Many users share the same computer to browse the web, print documents etc. in Internet Cafés and kiosks. And there are places like the library where people may use a single software to browse the library catalogue and look up book references in the internet. Customized Linux distros are available free of cost for deploying as isolated systems with limited access and complete security. Another advantage of using Linux is – often the hardware used in kiosks are old and Linux runs great on those. Here’s a list of some distros with kiosk mode support.
- Porteus kiosk
The mini distro Porteus has a dedicated mod to support kiosk mode. Provides options to customize as need on first boot.
- Instant WebKiosk
Boots from USB key and browser only.
- Can Bike OS
Puppy based live-CD OS with a web browser and little else.
Turn-key web kiosk designed for public libraries, city government, health clinics, and other institutions in need of public information stations. It is intended for easy installation and administration by users with minimal technical knowledge.
- Ubuntu Guest login
Normal Ubuntu installation allows guest access from the login prompt. A perfect solution for kiosks. Login into guest mode with restricted permissions but non-restricted browser. Works from USB too.
- Scientific Linux 6 and CentOS 6
Both the distros can be configured into kiosk-mode automatically by running this script.
- Webconverger (Unconfigured edition)
Runs from USB, easy management console, highly secure, privacy conscious & fool-proof. No vendor lock-in, malware-free & firewall included. The Unconfigured offering is perfectly usable and free of cost.
A bootable Linux “Live CD” that does not make any changes to the existing operating system on the computer. You can use the browser of your choice. Bundled webapps include a calculator, text editor, timer and more. Settings can be saved to a USB drive.
- Kiosk conversion script
Redditor rawfan shared his script (create_kiosk.sh) to convert Ubuntu into a kiosk. It is untested and should not be run directly on your workstation as it modifies lightdm behaviour. Test first. It does the following:
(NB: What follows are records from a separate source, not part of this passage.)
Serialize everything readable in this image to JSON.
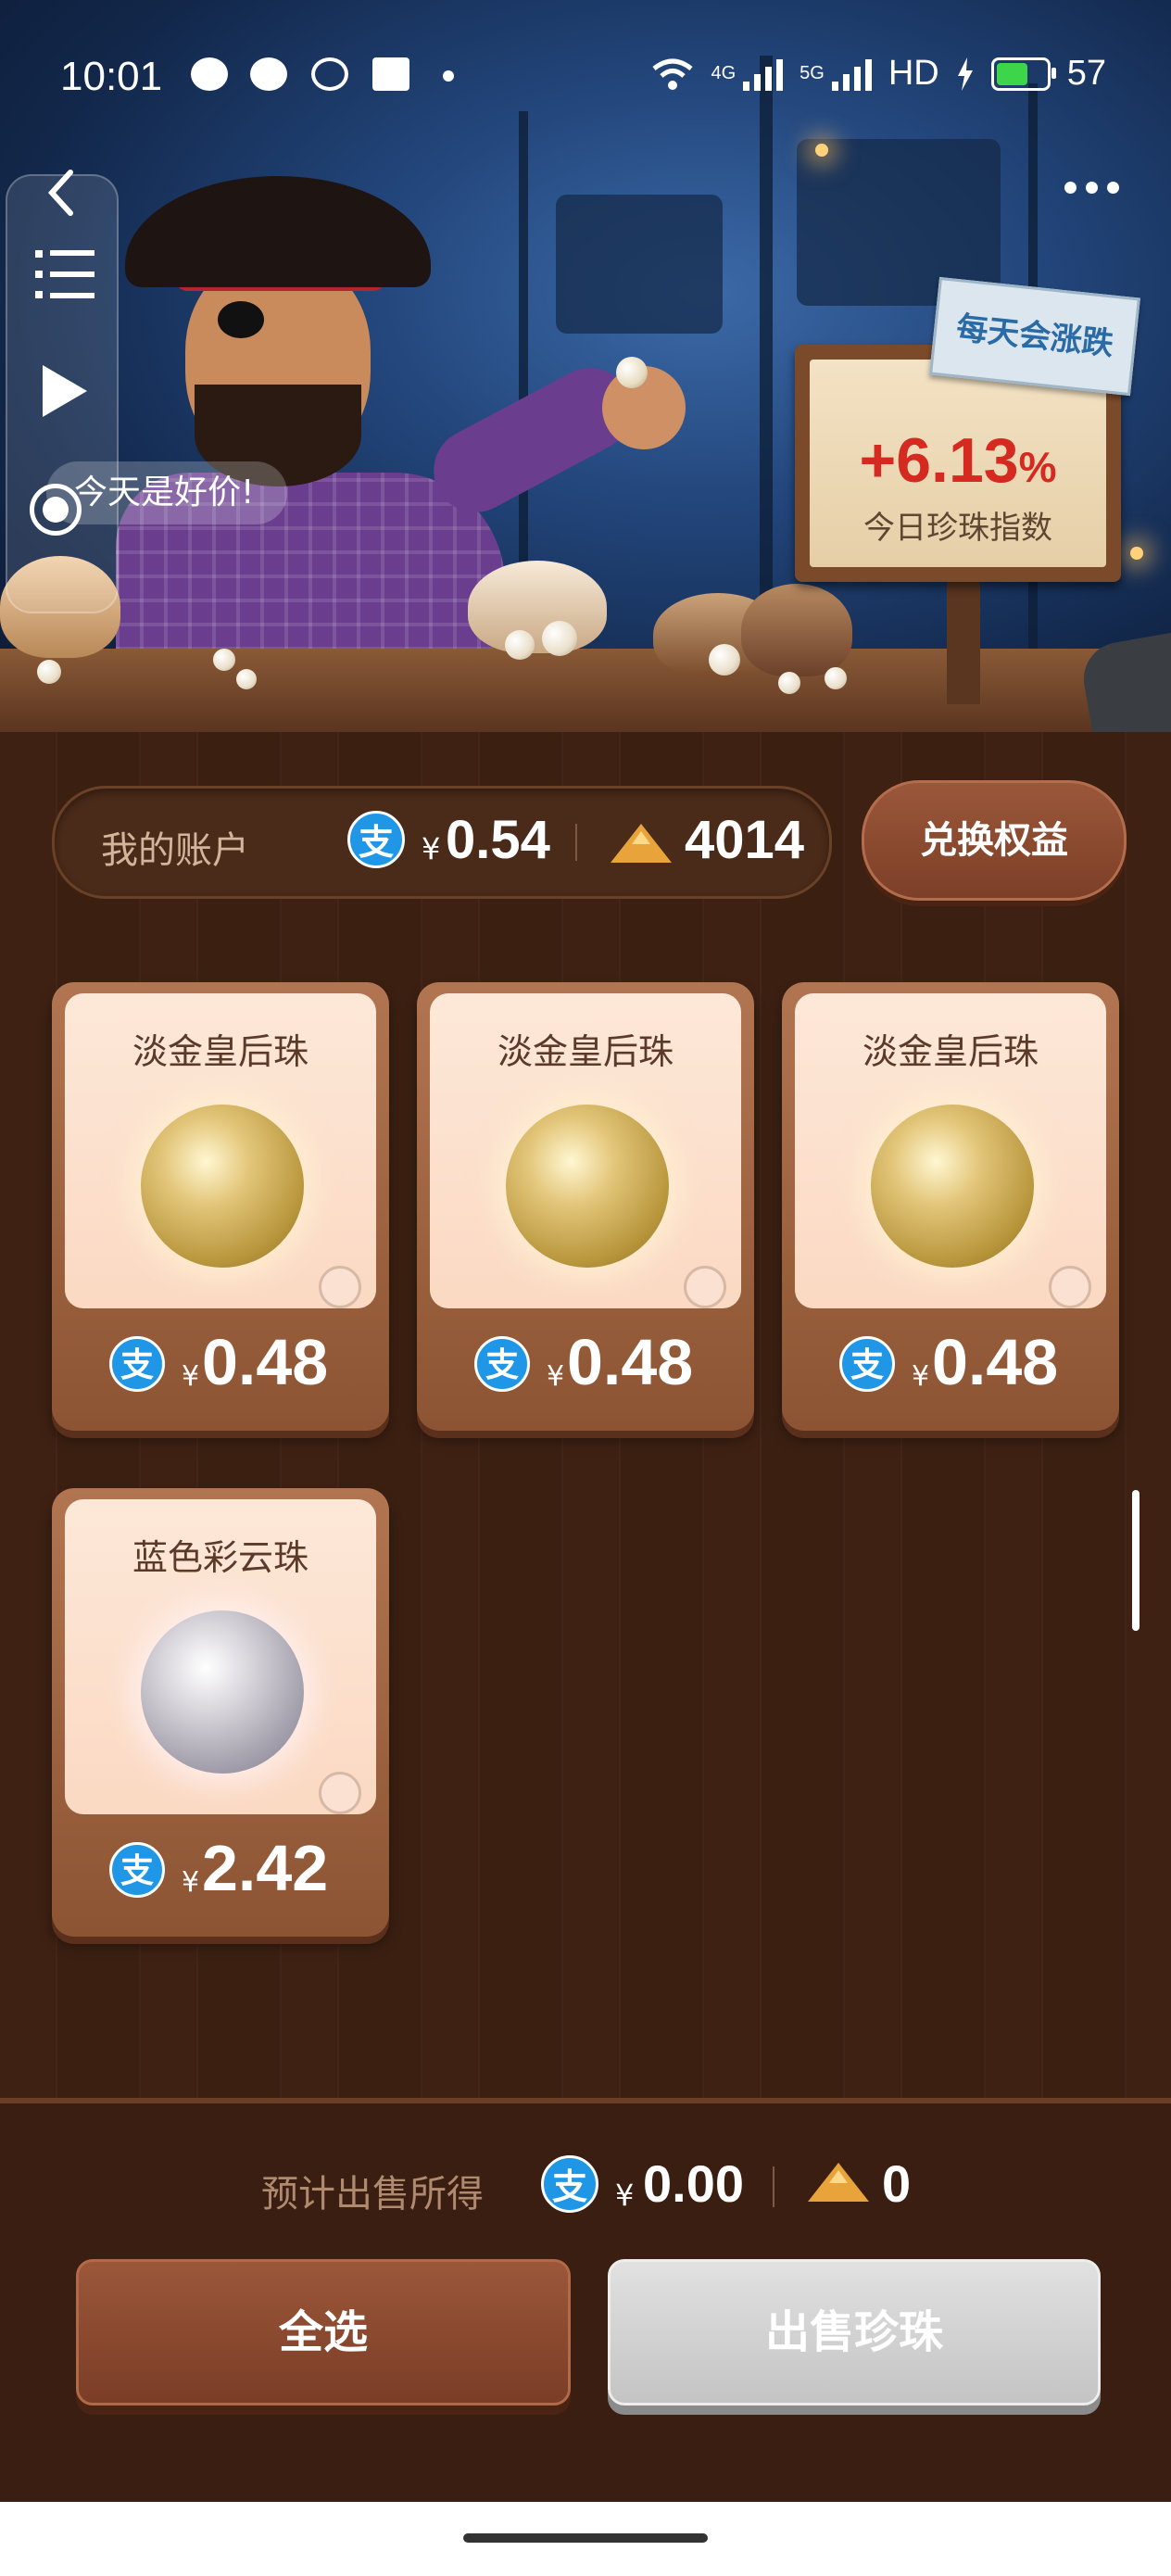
{
  "status_bar": {
    "time": "10:01",
    "network_4g": "4G",
    "network_5g": "5G",
    "hd": "HD",
    "battery": "57"
  },
  "hero": {
    "hint_text": "今天是好价!",
    "sign_tag": "每天会涨跌",
    "index_change": "+6.13",
    "index_unit": "%",
    "index_label": "今日珍珠指数"
  },
  "account": {
    "label": "我的账户",
    "alipay_icon": "支",
    "yen": "¥",
    "balance": "0.54",
    "points": "4014",
    "exchange_label": "兑换权益"
  },
  "pearls": [
    {
      "name": "淡金皇后珠",
      "type": "gold",
      "price": "0.48"
    },
    {
      "name": "淡金皇后珠",
      "type": "gold",
      "price": "0.48"
    },
    {
      "name": "淡金皇后珠",
      "type": "gold",
      "price": "0.48"
    },
    {
      "name": "蓝色彩云珠",
      "type": "silver",
      "price": "2.42"
    }
  ],
  "footer": {
    "estimate_label": "预计出售所得",
    "estimate_yen": "¥",
    "estimate_amount": "0.00",
    "estimate_points": "0",
    "select_all_label": "全选",
    "sell_label": "出售珍珠"
  },
  "colors": {
    "alipay_blue": "#1f97e6",
    "index_red": "#d42a20",
    "wood_dark": "#3e2113",
    "button_brown": "#8a4a30",
    "button_disabled": "#cfcfcf"
  }
}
> create a kiosk user with limited rights
> the user gets an empty password (mkpasswd ”) with a password-policy that it can’t be changed
> mount a union file system on top of the kiosk users $HOME (aufs) so that the user can’t actually change anything
> wipe the aufs on login, logout and boot
> display a warning on login that users need to save their stuff to USB keys because everything gets wiped clean
> log the user out after a couple of minutes of inactivity
> lightdm only displays the kiosk user and the option to enter a custom username and a message to press enter to log in
> set up unattended upgrades for all packages
If you test it out, don’t forget to leave a feedback on how the script performs.